Review: This Movie is Broken ★★★½

This Movie is Broken (Canada, 85 min)
Dir: Bruce McDonald; Writ: Don McKellar
Starring: Broken Social Scene, Greg Calderone, Georgina Reilly, Kerr Hewitt, Tracy Wright.
In Summer 2009, some pretty amazing things happened in Toronto. When the LCBO threatened to strike, hoards of people queued up to ensure they were well stocked with booze for the summer and then breathed a sigh of relief when the board soon announced that Ontario would not have to go dry. However, when the City’s public servants walked out, citizens let the garbage pile up. The strike also thwarted concertgoers from taking the ferry over to the island to catch the Broken Social Scene concert. Fortunately, the band members are loyal Torontonians and staged a free concert at the Toronto harbor.

Summer 2009 is also when Bruno finally slept with Caroline Rush. Caroline (Georgina Reilly) is what the guys of Hot Tub Time Machine would call “The Great White Buffalo”. She’s that perfect but unattainable girl whose beauty has been out of reach for Bruno (Greg Calderone) since he first developed a crush on her at the age of ten. There’s a catch though: although Bruno is so close to attaining the girl of his dreams, Caroline is moving to Paris the next day. That gives Bruno twenty-four hours to win her heart. How? With a concert.
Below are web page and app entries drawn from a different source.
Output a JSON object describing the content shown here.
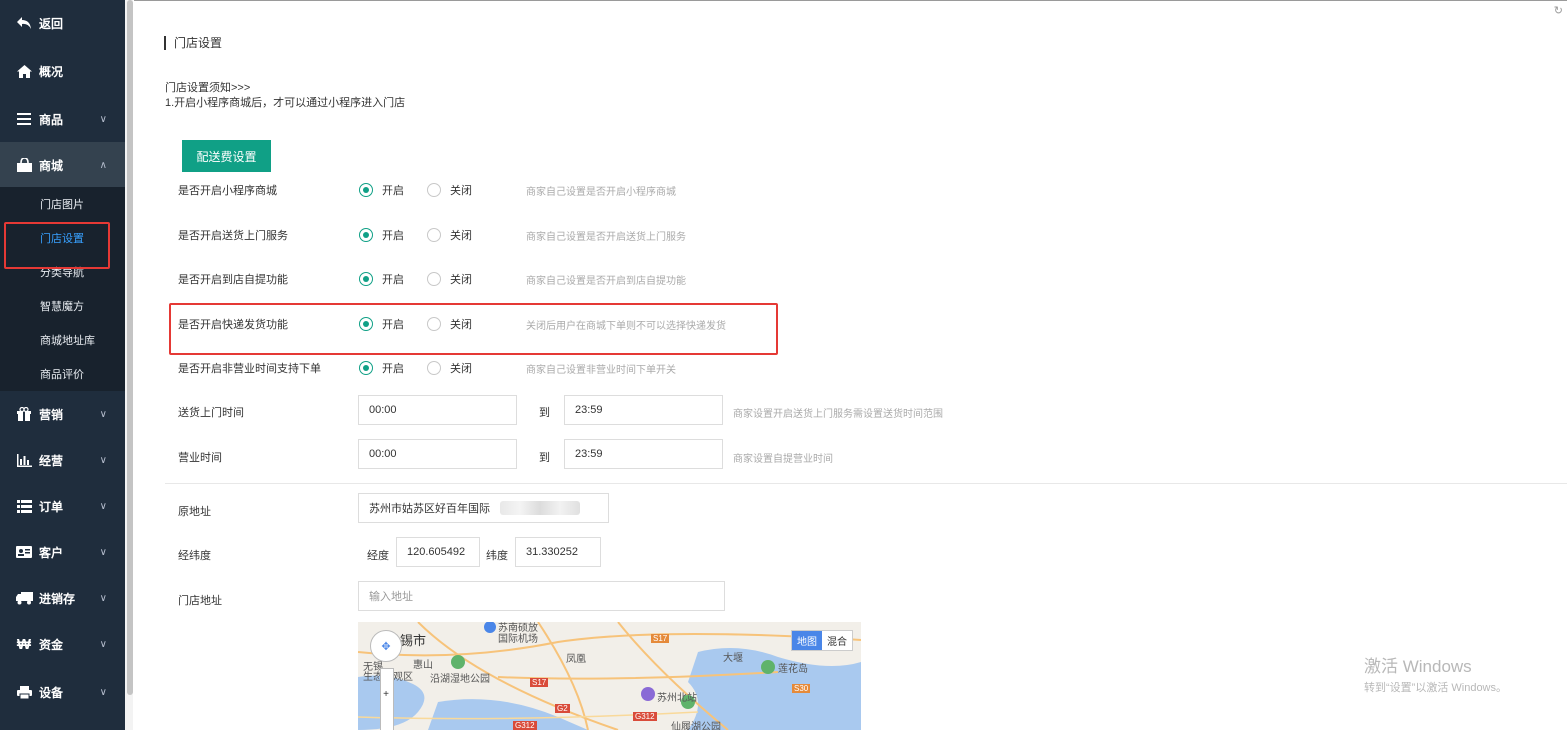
{
  "sidebar": {
    "items": [
      {
        "label": "返回",
        "icon": "back-arrow-icon"
      },
      {
        "label": "概况",
        "icon": "home-icon"
      },
      {
        "label": "商品",
        "icon": "menu-lines-icon"
      },
      {
        "label": "商城",
        "icon": "shopping-bag-icon"
      },
      {
        "label": "营销",
        "icon": "gift-icon"
      },
      {
        "label": "经营",
        "icon": "bar-chart-icon"
      },
      {
        "label": "订单",
        "icon": "list-icon"
      },
      {
        "label": "客户",
        "icon": "id-card-icon"
      },
      {
        "label": "进销存",
        "icon": "truck-icon"
      },
      {
        "label": "资金",
        "icon": "won-icon"
      },
      {
        "label": "设备",
        "icon": "printer-icon"
      }
    ],
    "submenu": [
      "门店图片",
      "门店设置",
      "分类导航",
      "智慧魔方",
      "商城地址库",
      "商品评价"
    ],
    "current_submenu": "门店设置"
  },
  "page": {
    "title": "门店设置",
    "notice_title": "门店设置须知>>>",
    "notice_line": "1.开启小程序商城后，才可以通过小程序进入门店",
    "delivery_fee_button": "配送费设置"
  },
  "settings": [
    {
      "label": "是否开启小程序商城",
      "on": "开启",
      "off": "关闭",
      "selected": "开启",
      "hint": "商家自己设置是否开启小程序商城"
    },
    {
      "label": "是否开启送货上门服务",
      "on": "开启",
      "off": "关闭",
      "selected": "开启",
      "hint": "商家自己设置是否开启送货上门服务"
    },
    {
      "label": "是否开启到店自提功能",
      "on": "开启",
      "off": "关闭",
      "selected": "开启",
      "hint": "商家自己设置是否开启到店自提功能"
    },
    {
      "label": "是否开启快递发货功能",
      "on": "开启",
      "off": "关闭",
      "selected": "开启",
      "hint": "关闭后用户在商城下单则不可以选择快递发货"
    },
    {
      "label": "是否开启非营业时间支持下单",
      "on": "开启",
      "off": "关闭",
      "selected": "开启",
      "hint": "商家自己设置非营业时间下单开关"
    }
  ],
  "delivery_time": {
    "label": "送货上门时间",
    "start": "00:00",
    "to": "到",
    "end": "23:59",
    "hint": "商家设置开启送货上门服务需设置送货时间范围"
  },
  "business_time": {
    "label": "营业时间",
    "start": "00:00",
    "to": "到",
    "end": "23:59",
    "hint": "商家设置自提营业时间"
  },
  "address": {
    "original_label": "原地址",
    "original_value": "苏州市姑苏区好百年国际",
    "latlng_label": "经纬度",
    "lng_label": "经度",
    "lng_value": "120.605492",
    "lat_label": "纬度",
    "lat_value": "31.330252",
    "store_label": "门店地址",
    "store_placeholder": "输入地址"
  },
  "map": {
    "type_map": "地图",
    "type_hybrid": "混合",
    "labels": [
      "锡市",
      "苏南硕放",
      "国际机场",
      "惠山",
      "无锡",
      "生态景观区",
      "沿湖湿地公园",
      "凤凰",
      "苏州北站",
      "大堰",
      "莲花岛",
      "仙履湖公园",
      "S17",
      "G2",
      "G312",
      "S17",
      "G312",
      "S30"
    ]
  },
  "watermark": {
    "title": "激活 Windows",
    "subtitle": "转到“设置”以激活 Windows。"
  }
}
Director Bruce McDonald captures the magic of the music of Broken Social Scene by weaving the young couple’s story with footage from the band’s harbor-front concert. Through a series of well-played montages, McDonald conveys the thrill of a live performance, both onstage and off. The twenty-odd member of Broken Social Scene are clearly having as much fun at the concert as their fans, and their energetic set is worth the admission itself. Going into the movie, I wasn’t a diehard fan of the “rock collective”, but I loved every minute their eclectic beats.
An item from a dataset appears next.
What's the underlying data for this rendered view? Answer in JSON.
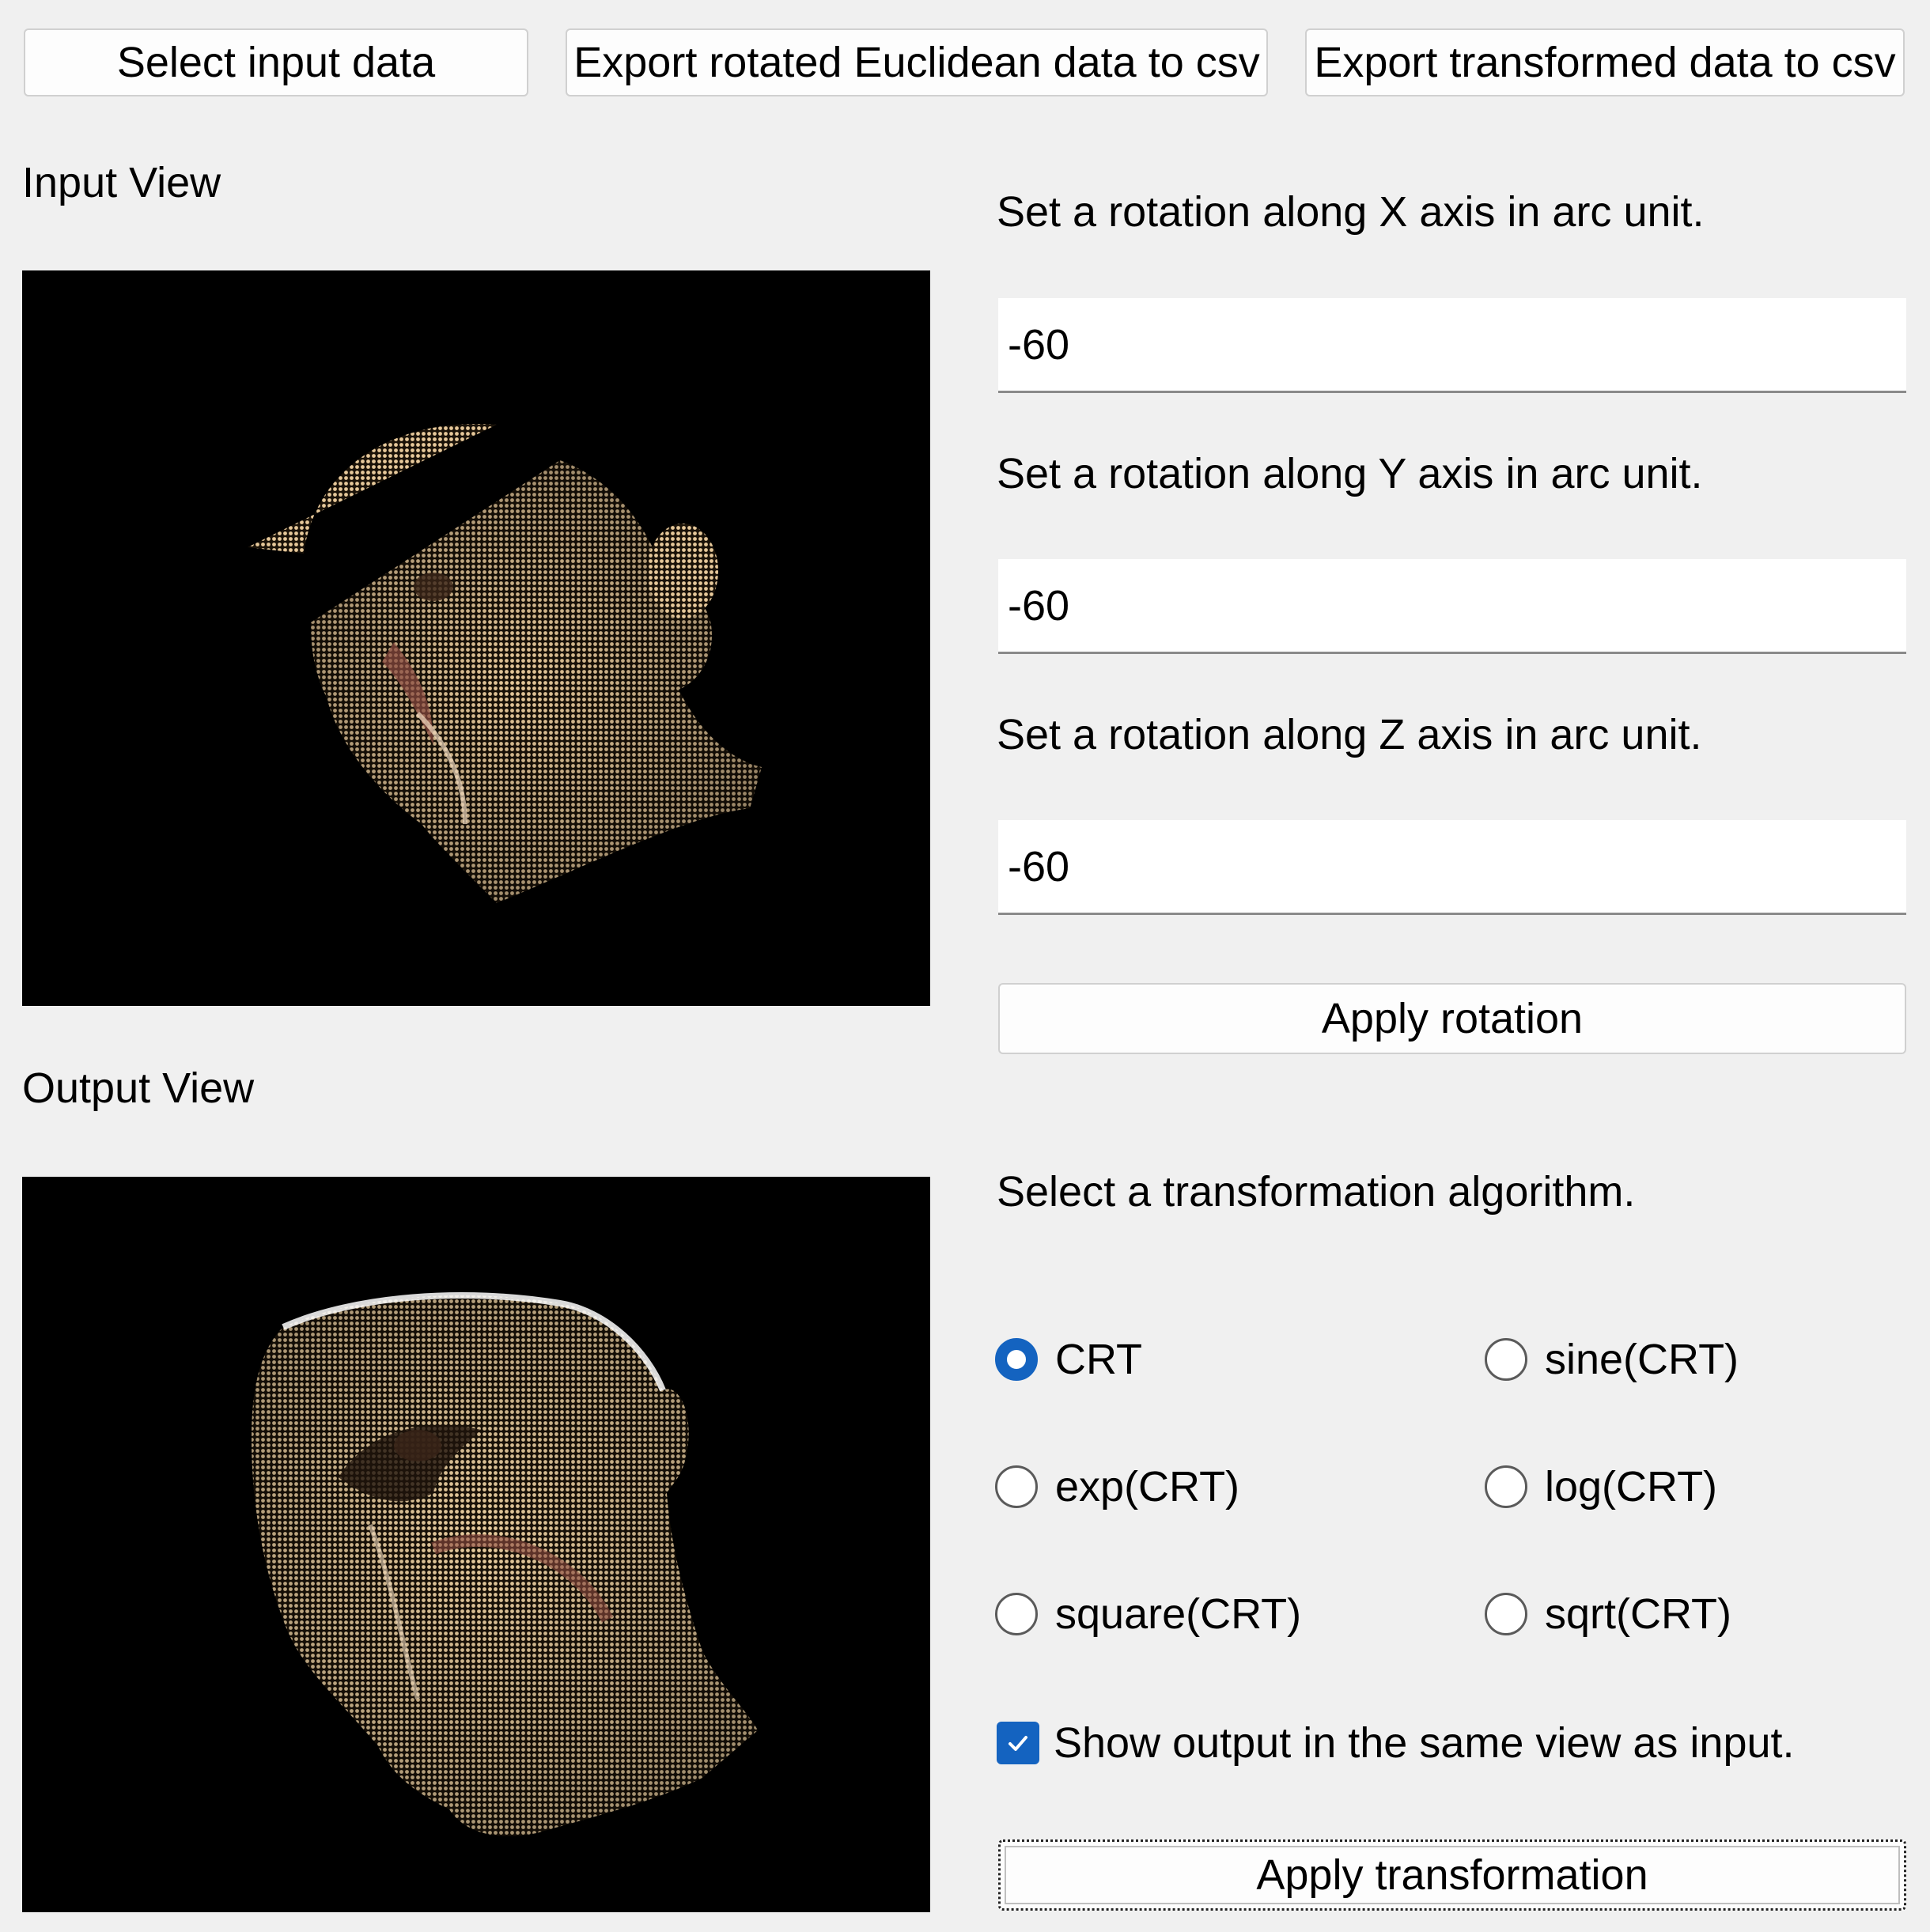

With Bruno and Caroline’s story, McDonald really invests the fans enjoyment of the music into the concert as well. The endless sea of smiling faces and bobbing heads adds a collective appreciation to the performance – an element that was noticeably absent from Martin Scorsese’s Rolling Stones concert film Shine a Light. Unfortunately, the dramatic angle to This Movie is Broken isn’t as strong as the concert itself. At times, Bruno’s elevation of Caroline can be more frustrating than appealing, especially with the reliance on a voice-over narrative that probably reads better on paper than it does onscreen. Still, McDonald and writer Don McKellar use Bruno’s story in some unconventional ways to draw out some of the band’s qualities, so the parallels on both sides of the docudrama are much appreciated. Amidst the flood of Toronto’s garbage, This Movie is Broken is a quirky and necessary slice of Canadiana.

(And props to my Queen’s Film alums Rachael Glassman, Celine Bell, Andrew Edmonds, and Mark DeLottinville for their involvement in this project!)